With the basic business-upgrade you get five folders for organizing contacts. So for example, a big, noisy network could be organized by “prospects,” “referral sources,” “experts,” “events,” and “close associates.” This definitely helps if you use the site for “mass” communications—sending broadcast emails to particular types of connections. (Most lawyers do not. They use their in-house CRM software to distribute those.) It is also useful if you are searching among your network for a needle in a haystack. 🙂
For me, this feature was helpful for collecting examples of good profiles to use in my coaching and presentations, but I’m wondering what a lawyer would gain from that. If you want to retrieve a profile, just use search. For recruiters and HR directors, saving profiles can cut out steps when trying to recall good candidates, as you can tag each with keywords, but again, for the lawyer practitioner this is extraneous.
Do you need competitive intelligence?
With the basic upgrade you get additional search filters, search results, and profile views detail.
The five additional search filters allow you to narrow results by categories such as Fortune 500 executives, industry, job title, and etc. Besides using this for streamlining your searches, one could use this for warm call prospecting, I did not.
You also get MORE search results. That was not particularly helpful to me at the time, however I do notice the difference now that I do not have them. Still, not a significant feature for me.
Probably the most useful premium feature was seeing more detail of who viewed my profile. If I didn’t know the person, and it made sense to add them to my network, I would send them an invite or a note. Unfortunately, many invitations went unanswered. Worse, it made me overly curious about why they were looking at my profile. (I was, however, surprised at how often my competitors were checking me out!) Of those cold call invitations that were accepted, I was unable to engage them in any meaningful conversation—perhaps my fault, but more likely a fault of the medium. That’s not to say that seeds weren’t planted. I simply concluded I’d do better tending other gardens.

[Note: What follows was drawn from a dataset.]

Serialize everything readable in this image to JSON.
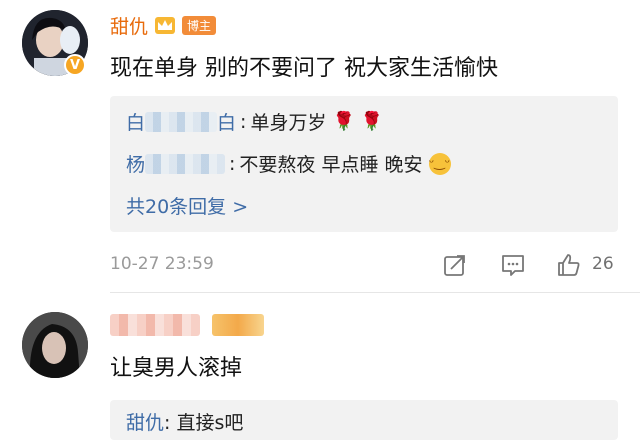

I’m going out on a limb here, but, LinkedIn is as narcissistic as all the other social networking sites. It’s all about “look at me.” The prevailing attitude of most LinkedIn members is: While I’m interested in you, it is only to the degree that you can help me.
I know that the real business connectors (at least in the legal profession) are out pounding the street, shaking hands, exchanging business cards, and following up with phone calls and invitations to lunch, not browsing LinkedIn. And, so that’s where I’m investing my resources. Business connectors may have a presence on LinkedIn because it is expected, and it has some marginal effect, but this is not their go-to tool, nor is it mine.

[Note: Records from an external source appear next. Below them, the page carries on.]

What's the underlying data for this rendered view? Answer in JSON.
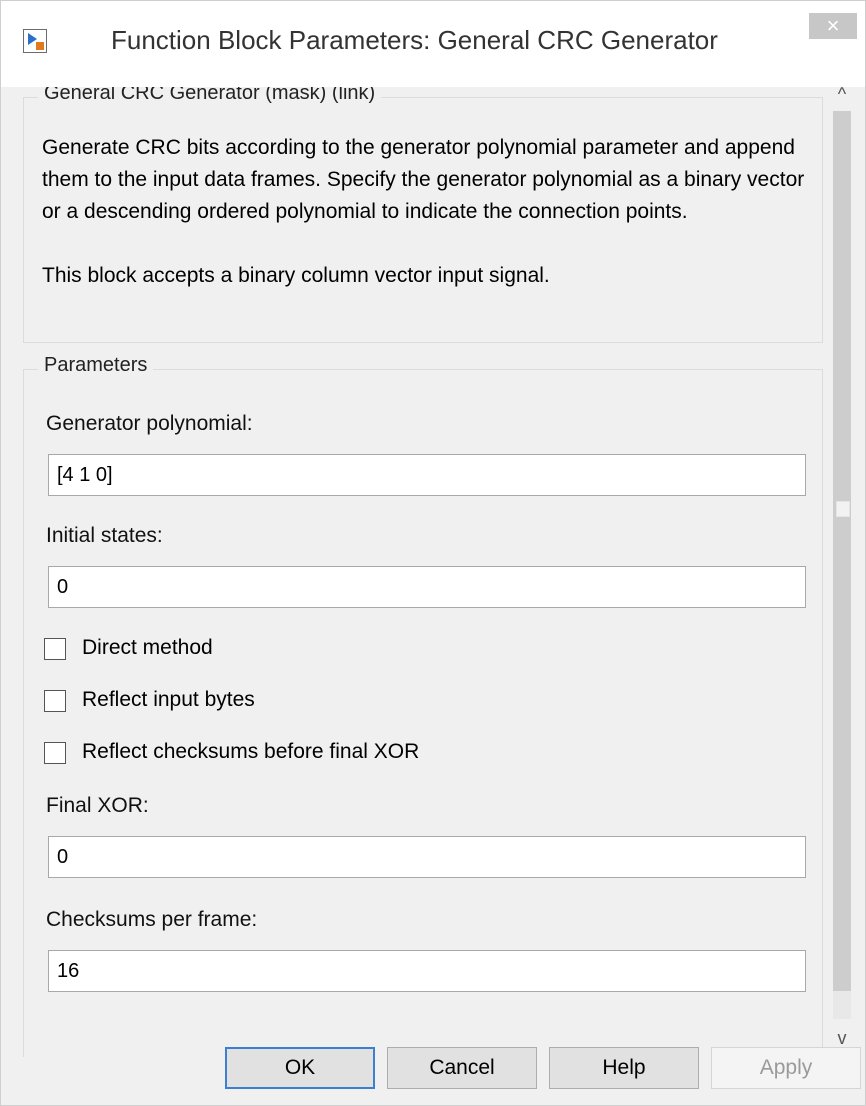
{
  "window": {
    "title": "Function Block Parameters: General CRC Generator",
    "close_symbol": "×"
  },
  "description": {
    "legend": "General CRC Generator (mask) (link)",
    "paragraph1": "Generate CRC bits according to the generator polynomial parameter and append them to the input data frames. Specify the generator polynomial as a binary vector or a descending ordered polynomial to indicate the connection points.",
    "paragraph2": "This block accepts a binary column vector input signal."
  },
  "parameters": {
    "legend": "Parameters",
    "generator_polynomial": {
      "label": "Generator polynomial:",
      "value": "[4 1 0]"
    },
    "initial_states": {
      "label": "Initial states:",
      "value": "0"
    },
    "direct_method": {
      "label": "Direct method",
      "checked": false
    },
    "reflect_input_bytes": {
      "label": "Reflect input bytes",
      "checked": false
    },
    "reflect_checksums": {
      "label": "Reflect checksums before final XOR",
      "checked": false
    },
    "final_xor": {
      "label": "Final XOR:",
      "value": "0"
    },
    "checksums_per_frame": {
      "label": "Checksums per frame:",
      "value": "16"
    }
  },
  "scrollbar": {
    "up_symbol": "^",
    "down_symbol": "v"
  },
  "buttons": {
    "ok": "OK",
    "cancel": "Cancel",
    "help": "Help",
    "apply": "Apply"
  },
  "icons": {
    "app": "simulink-block-icon",
    "close": "close-icon"
  },
  "colors": {
    "ok_border": "#3c7fd1",
    "close_bg": "#c7c7c7"
  }
}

I’m not giving up on LinkedIn. It’s a decent tool for general exposure and reference. But, I’ve got my eyes wide open…
Buying the premium did NOT make me a better net-worker.
If you haven’t exhausted the free stuff with consistency (and have a few small victories you can point to), the premium features will be lost on you. Invest in a business coach or attend a live event instead.
If you need more advice on improving your networking skills, I’ve got plenty to spare. Contact the VMO!